Mythbusters to Compare Emissions of Cars Versus Motorcycles
Are motorcycles more environmentally friendly than cars? Ask most people that question and their initial response would probably be “yes” because motorcycles are more fuel efficient, and they release less CO2. But is that the whole story?
MythBusters‘ Jamie Hynerman and Adam Savage are going to find out on the Emmy-nominated show’s fall season premiere, Sept. 28 on the Discovery Channel. With the help of Kent Johnson, an emissions expert from the University of California, Hynerman and Savage will analyze the emissions of three cars and three motorcycles representing the 1980s, 1990s and 2000s, to find out which mode of transportation is greener.
The show will be interesting to watch because MythBusters does a good job of making science entertaining, but we’re afraid the results won’t fall in favor of motorcycles.
That’s because carbon dioxide (CO2) is not the only kind of gas emitted by internal combustion engines. CO2 gets most of the attention but vehicles produce other kinds of pollutants including carbon monoxide, nitrogen oxide and hydrocarbons.
According to certification documents from the California Air Resources Board, a 2012 Yamaha R1 produces 0.7 g/km of carbon monoxide. Meanwhile, a 2012 Toyota Sienna minivan produces 0.3 grams of carbon monoxide per mile. Since a mile is equivalent to about 1.6 km, that translates to 0.18 g/km, nearly a quarter the amount of carbon monoxide produced by the R1.
In fact, the CARB’s standards for cars are much stricter than they are for motorcycles. A vehicle such as the Sienna has to produce less than 1.7 g/mile (1.06 g/km) to get CARB approval. By comparison, the standard for motorcycles such as the R1 is 12 g/km.

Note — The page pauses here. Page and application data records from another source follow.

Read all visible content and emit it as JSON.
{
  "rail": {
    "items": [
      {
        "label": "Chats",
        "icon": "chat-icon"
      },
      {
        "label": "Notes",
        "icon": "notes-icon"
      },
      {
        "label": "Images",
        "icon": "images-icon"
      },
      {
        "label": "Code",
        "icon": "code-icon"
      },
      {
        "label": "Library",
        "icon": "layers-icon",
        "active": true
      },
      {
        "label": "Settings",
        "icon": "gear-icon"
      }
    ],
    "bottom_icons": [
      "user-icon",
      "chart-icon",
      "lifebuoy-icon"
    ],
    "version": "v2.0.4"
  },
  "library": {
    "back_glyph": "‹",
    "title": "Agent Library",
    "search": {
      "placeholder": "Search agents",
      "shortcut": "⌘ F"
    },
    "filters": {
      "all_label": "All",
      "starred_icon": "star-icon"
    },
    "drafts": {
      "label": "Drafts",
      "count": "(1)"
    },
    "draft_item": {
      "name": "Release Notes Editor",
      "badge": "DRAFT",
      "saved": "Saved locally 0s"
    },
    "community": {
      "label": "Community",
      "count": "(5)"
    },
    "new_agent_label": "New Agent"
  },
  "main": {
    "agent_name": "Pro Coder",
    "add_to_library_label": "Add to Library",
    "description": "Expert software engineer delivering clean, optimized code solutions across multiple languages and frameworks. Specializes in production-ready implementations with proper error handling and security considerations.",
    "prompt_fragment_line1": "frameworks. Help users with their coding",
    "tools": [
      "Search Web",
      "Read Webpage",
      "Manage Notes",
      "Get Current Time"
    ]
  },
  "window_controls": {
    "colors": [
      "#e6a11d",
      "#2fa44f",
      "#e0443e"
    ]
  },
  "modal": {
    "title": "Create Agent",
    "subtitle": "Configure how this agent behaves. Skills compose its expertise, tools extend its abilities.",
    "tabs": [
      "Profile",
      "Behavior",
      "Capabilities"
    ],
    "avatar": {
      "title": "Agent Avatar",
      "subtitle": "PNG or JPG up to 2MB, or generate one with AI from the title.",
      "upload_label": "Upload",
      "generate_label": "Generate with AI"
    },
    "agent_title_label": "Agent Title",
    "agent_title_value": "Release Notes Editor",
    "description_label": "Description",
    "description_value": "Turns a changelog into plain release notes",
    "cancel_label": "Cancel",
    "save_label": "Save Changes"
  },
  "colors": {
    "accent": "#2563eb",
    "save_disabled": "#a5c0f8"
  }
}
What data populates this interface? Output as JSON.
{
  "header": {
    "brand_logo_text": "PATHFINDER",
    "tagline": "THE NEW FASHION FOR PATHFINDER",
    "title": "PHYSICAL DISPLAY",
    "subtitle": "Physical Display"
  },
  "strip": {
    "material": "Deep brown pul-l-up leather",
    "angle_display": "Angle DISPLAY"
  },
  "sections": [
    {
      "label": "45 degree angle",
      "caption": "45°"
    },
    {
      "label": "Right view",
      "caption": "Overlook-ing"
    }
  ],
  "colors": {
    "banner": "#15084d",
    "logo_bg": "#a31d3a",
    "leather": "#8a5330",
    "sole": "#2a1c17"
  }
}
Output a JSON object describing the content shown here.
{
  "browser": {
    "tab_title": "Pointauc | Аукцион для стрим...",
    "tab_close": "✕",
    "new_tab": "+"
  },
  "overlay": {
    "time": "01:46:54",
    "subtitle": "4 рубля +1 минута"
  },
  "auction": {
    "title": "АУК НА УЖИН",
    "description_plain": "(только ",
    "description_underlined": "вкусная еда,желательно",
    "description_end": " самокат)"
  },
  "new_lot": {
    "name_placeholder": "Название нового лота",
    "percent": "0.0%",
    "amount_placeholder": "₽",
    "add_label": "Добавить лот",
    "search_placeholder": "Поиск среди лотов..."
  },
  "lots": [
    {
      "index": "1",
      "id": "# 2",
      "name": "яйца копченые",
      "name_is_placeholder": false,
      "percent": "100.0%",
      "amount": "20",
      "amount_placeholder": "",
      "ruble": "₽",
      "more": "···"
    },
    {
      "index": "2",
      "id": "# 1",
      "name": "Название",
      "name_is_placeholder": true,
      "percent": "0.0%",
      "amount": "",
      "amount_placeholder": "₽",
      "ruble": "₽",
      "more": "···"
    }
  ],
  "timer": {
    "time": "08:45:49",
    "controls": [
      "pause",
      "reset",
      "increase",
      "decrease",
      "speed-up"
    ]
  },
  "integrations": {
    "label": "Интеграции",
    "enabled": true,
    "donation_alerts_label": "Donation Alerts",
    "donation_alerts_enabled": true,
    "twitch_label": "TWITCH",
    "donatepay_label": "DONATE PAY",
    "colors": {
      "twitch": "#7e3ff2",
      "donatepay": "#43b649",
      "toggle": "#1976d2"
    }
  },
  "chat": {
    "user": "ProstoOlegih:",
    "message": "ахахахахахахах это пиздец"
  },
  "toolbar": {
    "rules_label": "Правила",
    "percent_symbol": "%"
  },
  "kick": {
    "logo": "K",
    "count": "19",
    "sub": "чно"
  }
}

Of course, these are test figures in controlled environments. The boys at MythBusters will likely be testing under real world conditions (because riding or driving vehicles is more entertaining than watching them on a dynamometer) so we’re curious to see what their results will be.
[Source: UC Riverside, CARB]